Task prompt:
Among the entries below, find the lines holding "chevron" and copy them.

───

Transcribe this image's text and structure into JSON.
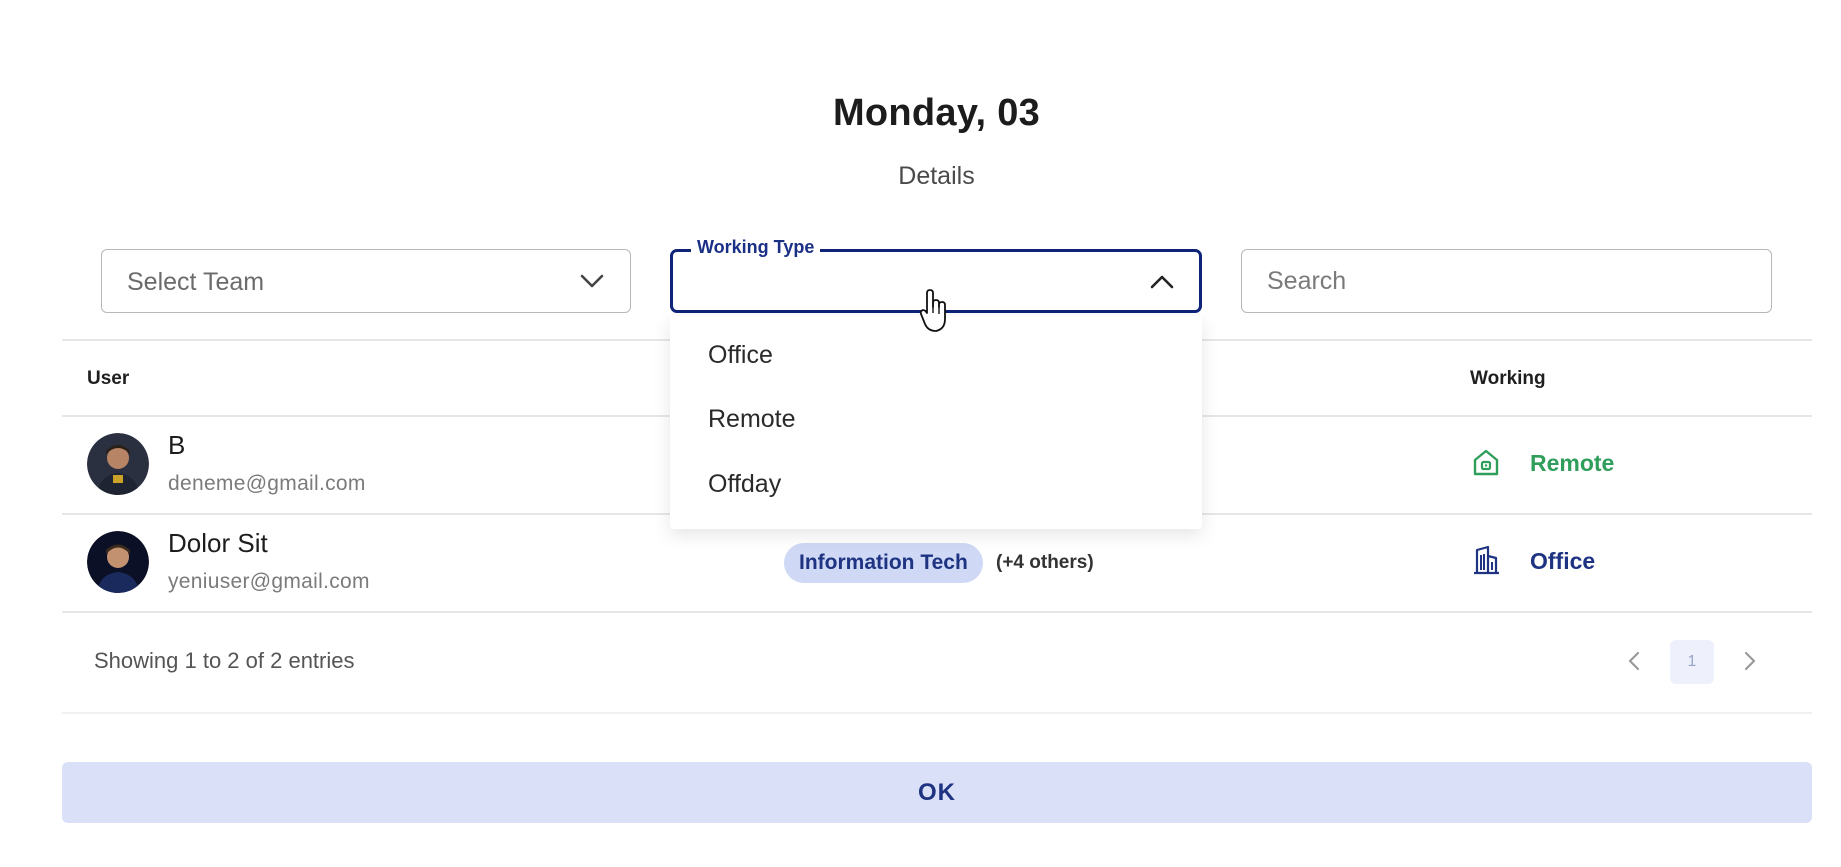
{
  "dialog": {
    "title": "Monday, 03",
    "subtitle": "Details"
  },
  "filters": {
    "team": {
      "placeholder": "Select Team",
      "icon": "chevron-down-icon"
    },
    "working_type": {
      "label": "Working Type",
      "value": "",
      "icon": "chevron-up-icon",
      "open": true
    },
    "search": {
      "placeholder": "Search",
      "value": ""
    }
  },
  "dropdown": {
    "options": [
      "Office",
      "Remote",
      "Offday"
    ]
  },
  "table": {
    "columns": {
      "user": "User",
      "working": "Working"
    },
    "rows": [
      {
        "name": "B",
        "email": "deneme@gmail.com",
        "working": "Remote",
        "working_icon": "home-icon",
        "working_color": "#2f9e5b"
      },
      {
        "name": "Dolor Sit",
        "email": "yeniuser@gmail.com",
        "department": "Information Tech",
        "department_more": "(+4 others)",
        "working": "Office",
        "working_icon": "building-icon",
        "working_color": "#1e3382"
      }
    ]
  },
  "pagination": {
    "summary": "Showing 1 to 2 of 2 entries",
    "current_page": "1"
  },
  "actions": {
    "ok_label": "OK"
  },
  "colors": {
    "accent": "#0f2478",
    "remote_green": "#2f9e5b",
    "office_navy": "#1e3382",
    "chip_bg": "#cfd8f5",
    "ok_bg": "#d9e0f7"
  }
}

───

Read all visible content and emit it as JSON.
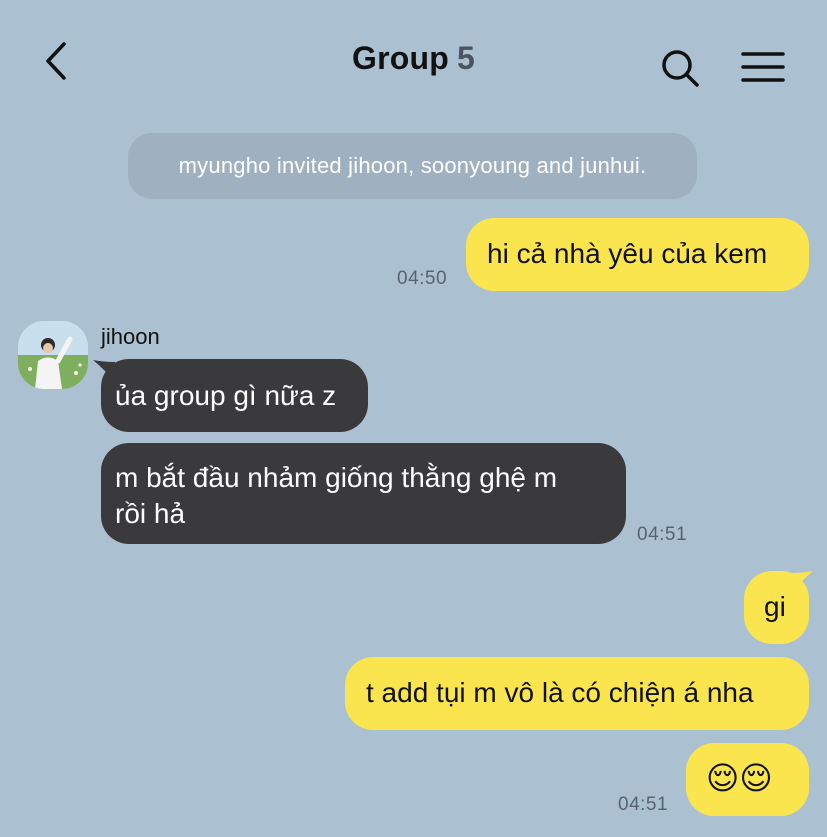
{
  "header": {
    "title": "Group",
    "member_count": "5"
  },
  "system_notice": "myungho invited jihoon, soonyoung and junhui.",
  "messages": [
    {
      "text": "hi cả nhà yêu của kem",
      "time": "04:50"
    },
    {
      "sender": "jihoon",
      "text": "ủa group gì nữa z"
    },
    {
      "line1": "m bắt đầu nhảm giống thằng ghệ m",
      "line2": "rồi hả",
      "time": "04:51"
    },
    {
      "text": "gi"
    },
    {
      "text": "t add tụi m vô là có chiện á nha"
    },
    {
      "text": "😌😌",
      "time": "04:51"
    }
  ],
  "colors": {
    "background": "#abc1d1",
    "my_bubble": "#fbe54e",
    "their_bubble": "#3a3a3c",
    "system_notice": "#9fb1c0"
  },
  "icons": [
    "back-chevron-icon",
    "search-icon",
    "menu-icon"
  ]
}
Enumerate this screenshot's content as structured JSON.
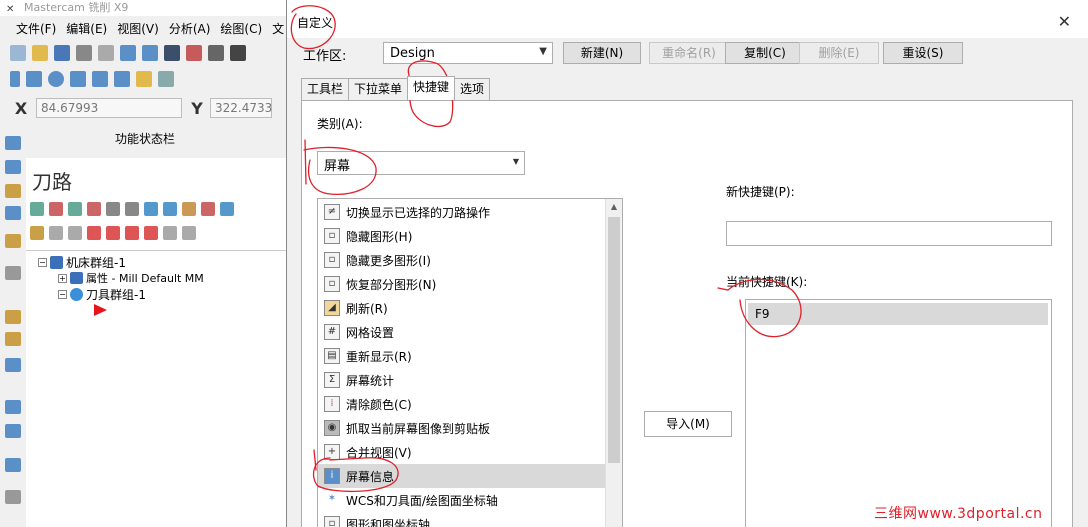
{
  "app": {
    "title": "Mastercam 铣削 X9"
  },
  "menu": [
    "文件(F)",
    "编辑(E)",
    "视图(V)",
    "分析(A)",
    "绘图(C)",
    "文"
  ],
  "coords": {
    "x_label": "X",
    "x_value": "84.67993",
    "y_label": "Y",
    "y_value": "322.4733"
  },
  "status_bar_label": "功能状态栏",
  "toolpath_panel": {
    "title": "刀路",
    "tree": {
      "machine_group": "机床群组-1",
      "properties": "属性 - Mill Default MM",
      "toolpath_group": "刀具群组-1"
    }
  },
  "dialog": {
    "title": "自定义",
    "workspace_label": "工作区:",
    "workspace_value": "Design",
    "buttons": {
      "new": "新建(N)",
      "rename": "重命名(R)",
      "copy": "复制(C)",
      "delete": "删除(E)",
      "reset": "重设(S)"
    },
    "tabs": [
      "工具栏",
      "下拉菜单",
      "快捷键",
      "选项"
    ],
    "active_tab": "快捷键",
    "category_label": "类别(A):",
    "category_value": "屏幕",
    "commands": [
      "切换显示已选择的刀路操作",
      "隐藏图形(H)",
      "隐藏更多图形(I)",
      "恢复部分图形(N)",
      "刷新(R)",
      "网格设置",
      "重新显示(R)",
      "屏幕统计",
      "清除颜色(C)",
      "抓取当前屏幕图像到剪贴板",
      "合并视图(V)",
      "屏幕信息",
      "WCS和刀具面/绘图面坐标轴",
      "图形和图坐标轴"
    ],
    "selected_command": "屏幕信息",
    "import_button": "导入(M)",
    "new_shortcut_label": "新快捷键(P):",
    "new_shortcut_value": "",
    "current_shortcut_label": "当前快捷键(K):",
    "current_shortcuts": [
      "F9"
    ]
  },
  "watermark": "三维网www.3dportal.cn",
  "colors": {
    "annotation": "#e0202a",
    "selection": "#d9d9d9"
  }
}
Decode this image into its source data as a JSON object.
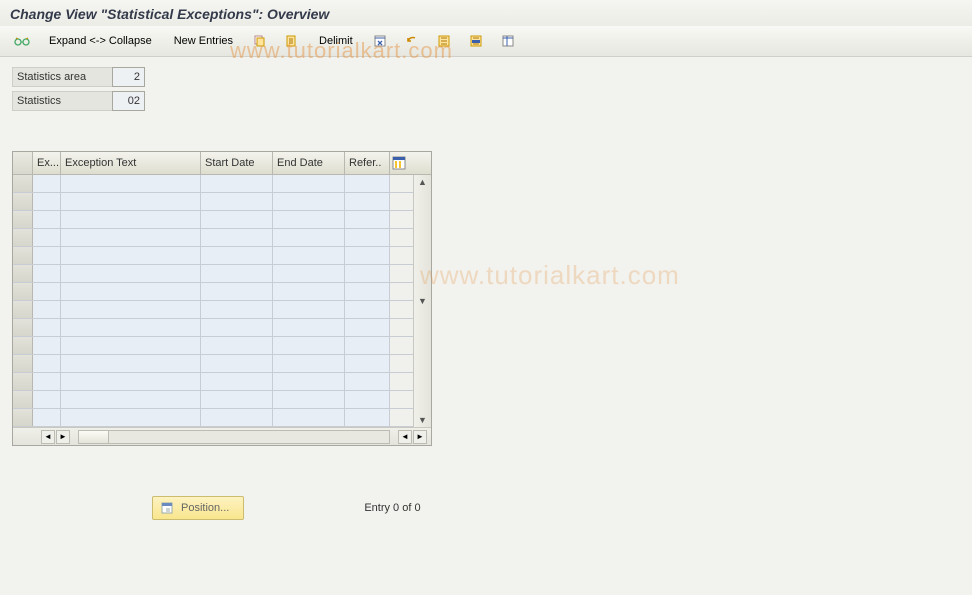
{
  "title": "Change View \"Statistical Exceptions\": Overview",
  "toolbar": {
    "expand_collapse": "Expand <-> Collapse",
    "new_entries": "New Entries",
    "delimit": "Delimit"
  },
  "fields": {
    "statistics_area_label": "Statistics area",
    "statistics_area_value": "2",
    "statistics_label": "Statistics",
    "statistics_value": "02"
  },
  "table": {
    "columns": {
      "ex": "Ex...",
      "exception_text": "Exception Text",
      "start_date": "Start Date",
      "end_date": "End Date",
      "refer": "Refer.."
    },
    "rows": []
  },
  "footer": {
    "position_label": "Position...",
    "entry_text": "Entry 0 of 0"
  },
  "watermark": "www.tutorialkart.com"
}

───

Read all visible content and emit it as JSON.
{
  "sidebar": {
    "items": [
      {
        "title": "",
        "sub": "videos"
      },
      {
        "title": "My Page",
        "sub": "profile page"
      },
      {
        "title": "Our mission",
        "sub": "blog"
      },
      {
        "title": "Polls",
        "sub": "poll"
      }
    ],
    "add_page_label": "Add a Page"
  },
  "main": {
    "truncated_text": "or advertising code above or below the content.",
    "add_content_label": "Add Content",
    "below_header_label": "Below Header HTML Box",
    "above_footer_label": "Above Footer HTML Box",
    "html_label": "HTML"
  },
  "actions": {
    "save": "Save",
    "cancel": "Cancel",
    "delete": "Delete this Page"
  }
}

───

Solution to this problem:
      "icon": "chevron-down-icon"
      "icon": "chevron-up-icon",
    "back-chevron-icon",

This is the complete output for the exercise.